A consumer protection law that regulates the disclosure of consumer credit reports by consumer/credit reporting agencies and establishes procedures for correcting mistakes on one's credit record.
Fair market value
The highest price that a buyer, willing but not compelled to buy, would pay, and the lowest a seller, willing but not compelled to sell, would accept.
A congressionally chartered, shareholder-owned company that is the nation's largest supplier of home mortgage funds.
Fannie Mae's Community Home Buyer's Program
An income-based community lending model, under which mortgage insurers and Fannie Mae offer flexible underwriting guidelines to increase a low- or moderate-income family's buying power and to decrease the total amount of cash needed to purchase a home. Borrowers who participate in this model are required to attend pre-purchase home-buyer education sessions.
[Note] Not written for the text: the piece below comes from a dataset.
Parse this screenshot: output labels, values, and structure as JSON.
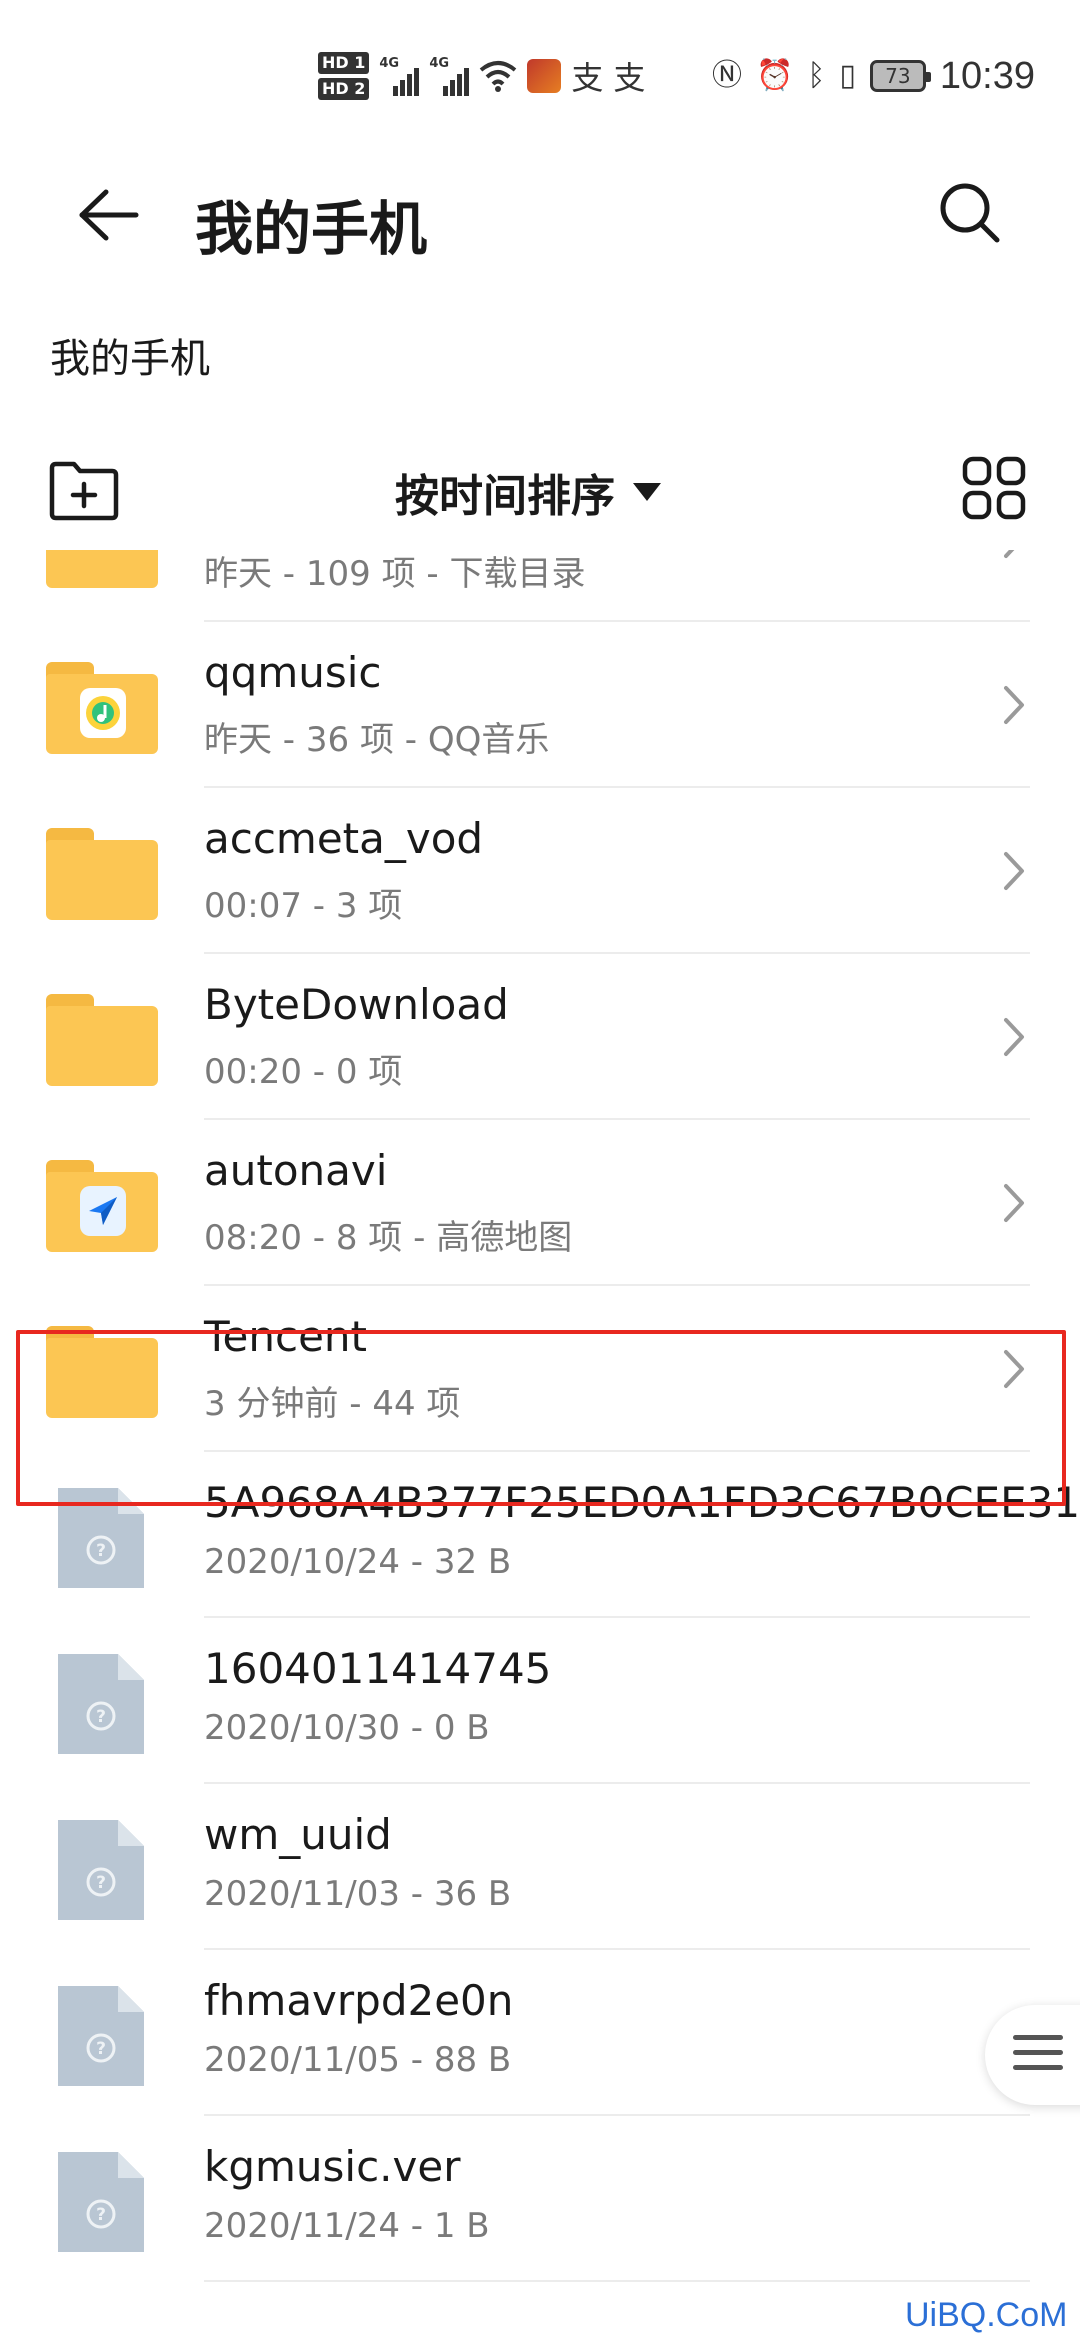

Federal Housing Administration (FHA)
An agency of the U.S. Department of Housing and Urban Development (HUD). Its main activity is the insuring of residential mortgage loans made by private lenders. The FHA sets standards for construction and underwriting but does not lend money or plan or construct housing.
The greatest possible interest a person can have in real estate.
A mortgage that is insured by the Federal Housing Administration (FHA). Also known as a government mortgage.
A fee or commission paid to a mortgage broker for finding a mortgage loan for a prospective borrower.
A mortgage that is the primary lien against a property.
Fixed-rate mortgage (FRM)
A mortgage in which the interest rate does not change during the entire term of the loan.
Insurance that compensates for physical property damage resulting from flooding. It is required for properties located in federally designated flood areas.
The legal process by which a borrower in default under a mortgage is deprived of his or her interest in the mortgaged property. This usually involves a forced sale of the property at public auction with the proceeds of the sale being applied to the mrotgage debt.
Fully amortized ARM
An adjustable-rate mortgage (ARM) with a monthly payment that is sufficient to amortize the remaining balance, at the interest accrual rate, over the amortization term.